Ten years after ArcelorMittal introduced its first S-in motion study for ICE vehicles, the company has released a new set of S-in motion solutions for EVs. The S-in motion online car configurator shows how advanced high-strength steels (AHSS) and smart solutions can be deployed to meet the weight, safety, cost and sustainability performance targets of EV producers.
The configurator includes solutions identified in ArcelorMittal’s latest S-in motion studies in the body-in-white (BIW) and battery pack of electric vehicles. All the solutions have passed extensive assessments including global crash test models, and simulations of forming feasibility and assembly, according to the company.

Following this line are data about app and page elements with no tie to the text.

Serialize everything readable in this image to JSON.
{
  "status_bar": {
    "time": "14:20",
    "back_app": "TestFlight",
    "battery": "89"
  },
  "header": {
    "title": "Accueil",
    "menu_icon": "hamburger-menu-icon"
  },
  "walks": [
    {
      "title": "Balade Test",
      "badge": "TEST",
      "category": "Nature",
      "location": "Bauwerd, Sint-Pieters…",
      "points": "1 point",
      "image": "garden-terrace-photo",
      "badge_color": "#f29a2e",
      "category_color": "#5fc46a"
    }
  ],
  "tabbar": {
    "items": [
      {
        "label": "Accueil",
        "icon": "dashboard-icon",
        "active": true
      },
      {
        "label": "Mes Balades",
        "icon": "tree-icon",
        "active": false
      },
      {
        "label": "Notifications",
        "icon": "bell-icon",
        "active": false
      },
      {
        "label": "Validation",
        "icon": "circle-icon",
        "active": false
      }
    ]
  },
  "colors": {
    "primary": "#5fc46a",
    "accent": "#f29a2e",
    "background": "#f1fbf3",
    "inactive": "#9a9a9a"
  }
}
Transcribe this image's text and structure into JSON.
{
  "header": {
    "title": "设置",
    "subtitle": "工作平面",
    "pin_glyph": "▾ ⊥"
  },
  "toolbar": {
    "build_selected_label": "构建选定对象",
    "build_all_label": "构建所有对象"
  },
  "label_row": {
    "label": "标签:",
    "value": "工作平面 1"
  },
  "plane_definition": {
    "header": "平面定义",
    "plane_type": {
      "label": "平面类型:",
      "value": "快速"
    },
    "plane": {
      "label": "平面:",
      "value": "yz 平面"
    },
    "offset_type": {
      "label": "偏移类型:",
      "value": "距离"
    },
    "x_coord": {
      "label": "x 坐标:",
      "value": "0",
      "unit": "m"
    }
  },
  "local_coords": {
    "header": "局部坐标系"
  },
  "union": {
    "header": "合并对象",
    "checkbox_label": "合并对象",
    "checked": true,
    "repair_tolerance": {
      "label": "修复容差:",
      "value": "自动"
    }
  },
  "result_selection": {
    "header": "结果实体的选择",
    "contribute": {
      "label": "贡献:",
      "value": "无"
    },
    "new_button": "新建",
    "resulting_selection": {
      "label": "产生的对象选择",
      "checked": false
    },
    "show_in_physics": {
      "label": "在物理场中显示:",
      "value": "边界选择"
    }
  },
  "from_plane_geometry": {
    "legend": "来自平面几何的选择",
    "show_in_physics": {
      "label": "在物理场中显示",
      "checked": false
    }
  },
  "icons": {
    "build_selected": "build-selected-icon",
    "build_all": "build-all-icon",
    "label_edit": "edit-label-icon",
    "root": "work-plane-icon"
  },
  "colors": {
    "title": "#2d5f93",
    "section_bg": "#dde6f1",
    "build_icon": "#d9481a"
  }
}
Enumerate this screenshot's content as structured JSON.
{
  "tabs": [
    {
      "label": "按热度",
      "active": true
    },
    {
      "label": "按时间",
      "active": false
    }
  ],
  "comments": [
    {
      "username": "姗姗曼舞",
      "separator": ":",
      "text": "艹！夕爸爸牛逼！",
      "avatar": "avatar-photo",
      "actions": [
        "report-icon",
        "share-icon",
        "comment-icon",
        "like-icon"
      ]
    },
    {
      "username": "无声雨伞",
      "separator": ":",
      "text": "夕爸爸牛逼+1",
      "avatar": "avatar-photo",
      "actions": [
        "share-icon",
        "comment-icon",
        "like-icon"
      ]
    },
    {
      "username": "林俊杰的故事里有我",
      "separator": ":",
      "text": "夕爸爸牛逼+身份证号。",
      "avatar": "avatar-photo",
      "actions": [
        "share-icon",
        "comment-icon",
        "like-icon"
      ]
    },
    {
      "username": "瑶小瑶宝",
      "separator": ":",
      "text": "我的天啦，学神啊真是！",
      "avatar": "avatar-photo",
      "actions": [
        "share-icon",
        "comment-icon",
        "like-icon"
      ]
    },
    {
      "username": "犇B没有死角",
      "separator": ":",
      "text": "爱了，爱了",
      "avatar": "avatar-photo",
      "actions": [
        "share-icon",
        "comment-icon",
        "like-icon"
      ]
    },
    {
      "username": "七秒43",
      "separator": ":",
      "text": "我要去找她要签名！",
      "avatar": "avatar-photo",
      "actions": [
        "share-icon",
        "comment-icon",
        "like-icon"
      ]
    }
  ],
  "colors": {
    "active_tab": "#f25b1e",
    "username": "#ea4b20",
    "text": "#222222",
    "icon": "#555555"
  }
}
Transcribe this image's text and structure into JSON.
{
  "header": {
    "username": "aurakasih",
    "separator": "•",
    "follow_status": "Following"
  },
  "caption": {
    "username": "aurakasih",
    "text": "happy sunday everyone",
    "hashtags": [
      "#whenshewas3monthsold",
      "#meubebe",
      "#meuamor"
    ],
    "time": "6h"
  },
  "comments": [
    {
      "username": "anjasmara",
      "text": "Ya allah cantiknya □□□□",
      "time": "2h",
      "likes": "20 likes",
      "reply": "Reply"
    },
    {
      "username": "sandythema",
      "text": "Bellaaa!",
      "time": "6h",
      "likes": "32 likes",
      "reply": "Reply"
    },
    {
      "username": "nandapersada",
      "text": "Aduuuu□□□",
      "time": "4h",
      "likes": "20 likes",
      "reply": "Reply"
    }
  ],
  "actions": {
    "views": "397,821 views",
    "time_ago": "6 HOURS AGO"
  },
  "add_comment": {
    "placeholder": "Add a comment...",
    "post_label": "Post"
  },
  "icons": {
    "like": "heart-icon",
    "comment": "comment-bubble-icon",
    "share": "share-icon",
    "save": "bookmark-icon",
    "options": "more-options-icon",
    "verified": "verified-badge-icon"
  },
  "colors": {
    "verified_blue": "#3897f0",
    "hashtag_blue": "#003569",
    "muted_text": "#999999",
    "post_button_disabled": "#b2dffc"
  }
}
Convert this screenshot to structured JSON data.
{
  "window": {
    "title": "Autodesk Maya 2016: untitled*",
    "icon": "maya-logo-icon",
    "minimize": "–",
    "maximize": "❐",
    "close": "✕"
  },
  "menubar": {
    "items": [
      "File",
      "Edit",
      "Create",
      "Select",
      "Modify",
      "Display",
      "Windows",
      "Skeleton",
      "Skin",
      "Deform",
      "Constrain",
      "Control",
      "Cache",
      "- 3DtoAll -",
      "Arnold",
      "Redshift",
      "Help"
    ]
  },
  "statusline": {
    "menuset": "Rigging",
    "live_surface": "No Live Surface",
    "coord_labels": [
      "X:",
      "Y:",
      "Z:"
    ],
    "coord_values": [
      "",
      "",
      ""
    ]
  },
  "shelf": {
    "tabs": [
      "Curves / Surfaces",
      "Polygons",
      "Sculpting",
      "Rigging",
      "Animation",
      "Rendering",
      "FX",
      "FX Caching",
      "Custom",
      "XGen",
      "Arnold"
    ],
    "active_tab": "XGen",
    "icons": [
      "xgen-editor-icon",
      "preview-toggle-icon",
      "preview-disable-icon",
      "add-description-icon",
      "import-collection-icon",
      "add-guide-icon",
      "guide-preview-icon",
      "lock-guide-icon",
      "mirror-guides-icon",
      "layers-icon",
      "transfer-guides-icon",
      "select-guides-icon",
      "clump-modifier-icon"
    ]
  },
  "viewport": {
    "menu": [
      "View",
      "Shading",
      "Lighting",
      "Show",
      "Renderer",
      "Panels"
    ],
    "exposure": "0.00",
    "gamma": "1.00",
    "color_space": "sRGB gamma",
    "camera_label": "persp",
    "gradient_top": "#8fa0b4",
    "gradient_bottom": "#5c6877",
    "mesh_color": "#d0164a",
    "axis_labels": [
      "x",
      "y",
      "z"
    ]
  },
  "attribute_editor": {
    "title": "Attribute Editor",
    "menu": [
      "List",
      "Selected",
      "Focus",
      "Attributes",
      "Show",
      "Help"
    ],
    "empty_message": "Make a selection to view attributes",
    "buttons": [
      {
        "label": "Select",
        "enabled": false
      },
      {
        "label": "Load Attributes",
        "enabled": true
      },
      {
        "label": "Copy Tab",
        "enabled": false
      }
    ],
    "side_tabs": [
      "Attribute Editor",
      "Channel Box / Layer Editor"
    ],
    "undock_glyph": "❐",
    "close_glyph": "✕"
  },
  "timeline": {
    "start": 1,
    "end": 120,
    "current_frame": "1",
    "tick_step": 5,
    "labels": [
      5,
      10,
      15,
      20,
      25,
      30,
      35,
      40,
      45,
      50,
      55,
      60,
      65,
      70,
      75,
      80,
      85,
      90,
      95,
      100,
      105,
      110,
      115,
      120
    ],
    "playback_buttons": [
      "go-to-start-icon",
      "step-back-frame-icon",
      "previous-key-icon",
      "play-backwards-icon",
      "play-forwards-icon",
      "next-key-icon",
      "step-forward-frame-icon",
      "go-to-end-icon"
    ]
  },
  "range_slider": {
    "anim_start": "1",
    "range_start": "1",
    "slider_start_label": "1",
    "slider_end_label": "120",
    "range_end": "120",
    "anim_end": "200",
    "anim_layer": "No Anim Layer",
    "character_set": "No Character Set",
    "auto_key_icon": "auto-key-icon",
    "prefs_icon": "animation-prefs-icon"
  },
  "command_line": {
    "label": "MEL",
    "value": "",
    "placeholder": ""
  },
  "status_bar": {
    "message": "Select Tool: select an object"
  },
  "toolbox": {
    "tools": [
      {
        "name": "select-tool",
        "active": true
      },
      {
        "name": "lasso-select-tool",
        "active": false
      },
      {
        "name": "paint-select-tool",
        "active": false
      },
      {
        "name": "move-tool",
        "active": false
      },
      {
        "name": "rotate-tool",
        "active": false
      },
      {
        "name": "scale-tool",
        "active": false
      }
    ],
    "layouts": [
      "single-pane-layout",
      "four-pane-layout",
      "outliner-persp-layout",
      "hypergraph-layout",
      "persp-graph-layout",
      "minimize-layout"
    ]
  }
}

While weight has been a major consideration for ICE vehicles, it is only now emerging as a consideration for EVs. Jérôme Favero, head of automotive steel solutions at ArcelorMittal, explains: “In the past, weight-saving for BEVs was not really seen as very important, mainly because energy could be recovered during braking. Today, BEV manufacturers are convinced that lightweighting remains a major topic for BIW design.”
OEMs are developing strategies to increase range, often by maximizing the space available for batteries. That limits the space for energy absorption in the case of a crash. “As a result, the anti-intrusion performance of the vehicle’s body sides must be reinforced strongly to protect passengers in a side crash,” says Favero. “The S-in motion Battery Pack study identified MartINsite, a roll-formable martensitic AHSS, as the best and most cost-effective solution for these applications.”
“Steel has the lowest CO2-eq per part compared to alternative materials, including aluminum,” says Frederic Painchault, Head of Marketing and Sustainability at ArcelorMittal. “For the BIW, the CO2 emissions associated with an automotive part made of AHSS are less than half of those of an equivalent aluminum part, and less than a third of a part made from carbon fiber reinforced plastic. In addition, steel is 100 percent recyclable. That means steel will remain the essential material in a sustainable circular economy because of its life cycle analysis (LCA) benefits.”
The steel industry is now looking to build on this advantage. Painchault continues: “ArcelorMittal plans to significantly reduce its global production of carbon dioxide emissions, with the aim of being carbon-neutral by 2050. An interim target for Europe by 2030 is to cut carbon emissions by 30-percent to contribute to the European Commission’s Green Deal.